Simpson highlighted historic corruption in the state, county, and city, and introduced the second of two studies on the subject, this one titled "The Depth of Corruption in Illinois." Chase covered former Governor Rod Blagojevich for six years and recounted the series of events that lead to his impeachment and removal from office (read his political obituary for Blagojevich here), but also pointed to the fact that he is merely symptomatic of the corrupt politics that pervade the state.
Pastika referenced a March report that her organization compiled, titled the Midwest Open Government Project. It focuses specifically on the Freedom of Information and Open Meetings Acts in select states, including Illinois, Ohio, Wisconsin, Michigan, and Minnesota. Illinois ranks poorly on both counts, and Pastika recommends pursuit of the related measures embedded in the Illinois Reform Commission's 100 Day Report.
Canary testified before the so-called Quinn Commission on February 23 and stands as a leading voice in favor of comprehensive campaign finance reform in the state. Calling Illinois "the Wild West of political ethics and campaign finance practices," Canary is pushing for contribution limits, more transparency, and a transition toward public financing of campaigns.

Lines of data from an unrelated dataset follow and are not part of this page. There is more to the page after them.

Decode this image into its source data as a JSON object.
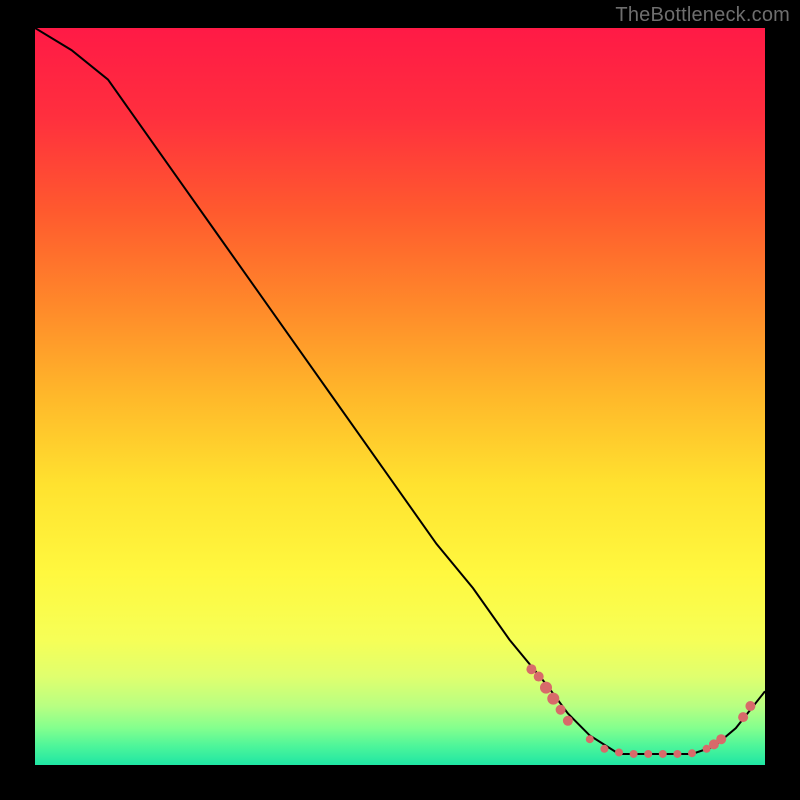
{
  "watermark": "TheBottleneck.com",
  "chart_data": {
    "type": "line",
    "title": "",
    "xlabel": "",
    "ylabel": "",
    "xlim": [
      0,
      100
    ],
    "ylim": [
      0,
      100
    ],
    "grid": false,
    "legend": false,
    "series": [
      {
        "name": "curve",
        "x": [
          0,
          5,
          10,
          15,
          20,
          25,
          30,
          35,
          40,
          45,
          50,
          55,
          60,
          65,
          70,
          73,
          76,
          80,
          85,
          90,
          93,
          96,
          100
        ],
        "y": [
          100,
          97,
          93,
          86,
          79,
          72,
          65,
          58,
          51,
          44,
          37,
          30,
          24,
          17,
          11,
          7,
          4,
          1.5,
          1.5,
          1.5,
          2.5,
          5,
          10
        ]
      }
    ],
    "markers": [
      {
        "x": 68,
        "y": 13,
        "size": 5
      },
      {
        "x": 69,
        "y": 12,
        "size": 5
      },
      {
        "x": 70,
        "y": 10.5,
        "size": 6
      },
      {
        "x": 71,
        "y": 9,
        "size": 6
      },
      {
        "x": 72,
        "y": 7.5,
        "size": 5
      },
      {
        "x": 73,
        "y": 6,
        "size": 5
      },
      {
        "x": 76,
        "y": 3.5,
        "size": 4
      },
      {
        "x": 78,
        "y": 2.2,
        "size": 4
      },
      {
        "x": 80,
        "y": 1.7,
        "size": 4
      },
      {
        "x": 82,
        "y": 1.5,
        "size": 4
      },
      {
        "x": 84,
        "y": 1.5,
        "size": 4
      },
      {
        "x": 86,
        "y": 1.5,
        "size": 4
      },
      {
        "x": 88,
        "y": 1.5,
        "size": 4
      },
      {
        "x": 90,
        "y": 1.6,
        "size": 4
      },
      {
        "x": 92,
        "y": 2.2,
        "size": 4
      },
      {
        "x": 93,
        "y": 2.8,
        "size": 5
      },
      {
        "x": 94,
        "y": 3.5,
        "size": 5
      },
      {
        "x": 97,
        "y": 6.5,
        "size": 5
      },
      {
        "x": 98,
        "y": 8,
        "size": 5
      }
    ],
    "gradient_stops": [
      {
        "offset": 0.0,
        "color": "#ff1a46"
      },
      {
        "offset": 0.12,
        "color": "#ff2f3e"
      },
      {
        "offset": 0.25,
        "color": "#ff5a2e"
      },
      {
        "offset": 0.38,
        "color": "#ff8a2a"
      },
      {
        "offset": 0.5,
        "color": "#ffb82a"
      },
      {
        "offset": 0.62,
        "color": "#ffe22f"
      },
      {
        "offset": 0.74,
        "color": "#fff83f"
      },
      {
        "offset": 0.83,
        "color": "#f6ff57"
      },
      {
        "offset": 0.88,
        "color": "#e0ff6e"
      },
      {
        "offset": 0.92,
        "color": "#b8ff82"
      },
      {
        "offset": 0.95,
        "color": "#83ff8e"
      },
      {
        "offset": 0.975,
        "color": "#4cf59a"
      },
      {
        "offset": 1.0,
        "color": "#1fe6a4"
      }
    ],
    "marker_color": "#d86a6a",
    "line_color": "#000000"
  }
}
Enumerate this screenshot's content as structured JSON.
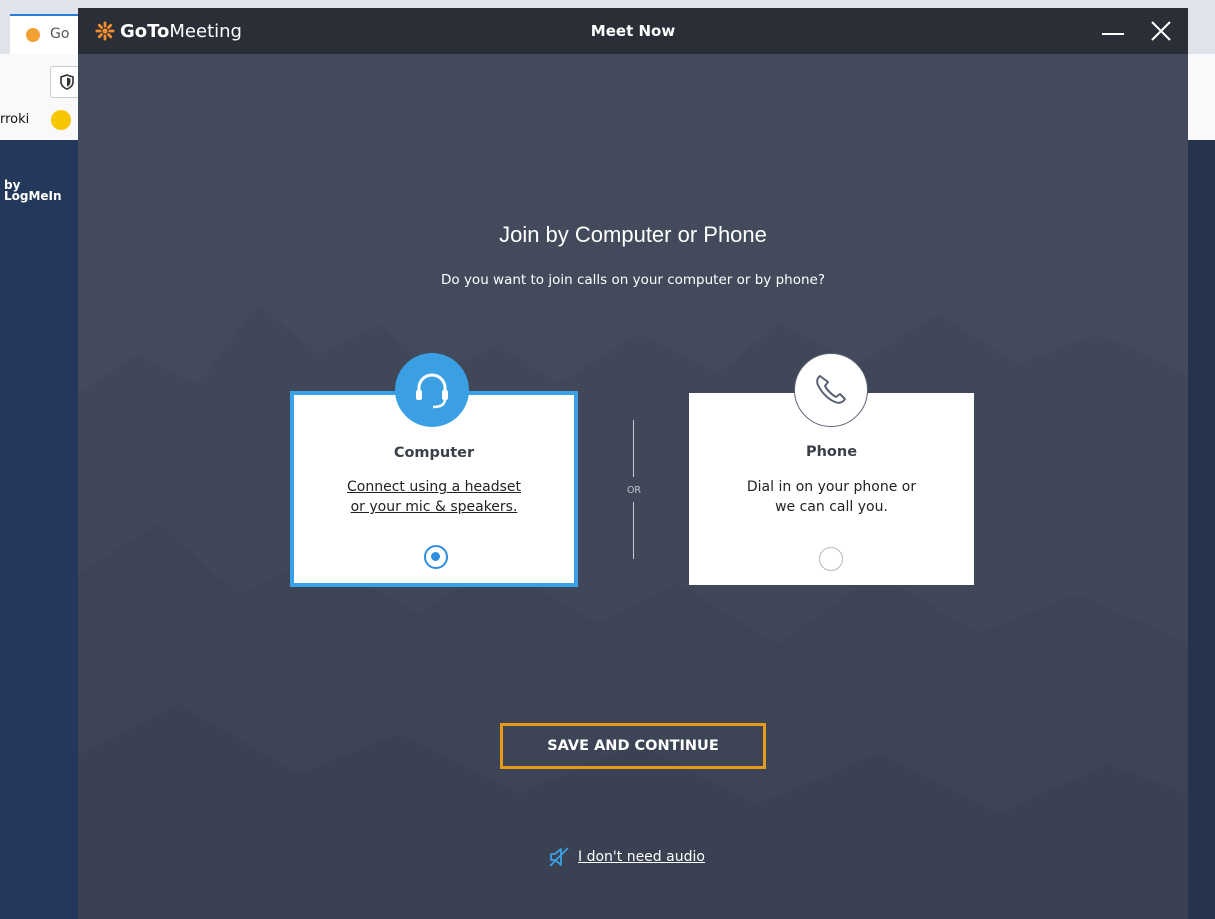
{
  "browser": {
    "tab_label": "Go",
    "bookmark_label": "rroki",
    "site_logo_line1": "by",
    "site_logo_line2": "LogMeIn"
  },
  "window": {
    "app_name_bold": "GoTo",
    "app_name_rest": "Meeting",
    "title": "Meet Now",
    "minimize_label": "Minimize",
    "close_label": "Close"
  },
  "dialog": {
    "heading": "Join by Computer or Phone",
    "subheading": "Do you want to join calls on your computer or by phone?",
    "or_label": "OR",
    "options": [
      {
        "title": "Computer",
        "desc_line1": "Connect using a headset",
        "desc_line2": "or your mic & speakers.",
        "selected": true,
        "icon": "headset-icon"
      },
      {
        "title": "Phone",
        "desc_line1": "Dial in on your phone or",
        "desc_line2": "we can call you.",
        "selected": false,
        "icon": "phone-icon"
      }
    ],
    "save_button": "SAVE AND CONTINUE",
    "no_audio_link": "I don't need audio"
  },
  "colors": {
    "accent_blue": "#3a9fe3",
    "save_border_orange": "#e59a1a",
    "window_bg": "#424a5b",
    "titlebar_bg": "#2a2e36"
  }
}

Several of the 60 audience members in attendance asked how they could take part in the process of pushing for wholesale changes to the way the State of Illinois conducts business. Canary said we should call or write our state legislators (the ICPR has the tools on its web site) and pressure them to consider the various elements of the Quinn Commission Report. Given the dearth of citizen response, a dozen or so letters can spur action, according to Canary. Pastika and Chase both stressed the power of letters to the editor of local newspapers, and Simpson asked us to take one step further. Organize large groups of people, he suggests, and travel to Springfield to interact face-to-face with our elected officials.
The window of opportunity may be closing as the spring legislative session comes to a close at the end of May. There are indications that some of the recommended reforms are already being cast aside, and that reform-related legislation is being drafted and debated behind closed doors. Our panelists unanimously agreed that the time for citizens of the state to act is now.
Click here to read the Midwest Democracy Network's coverage of the program.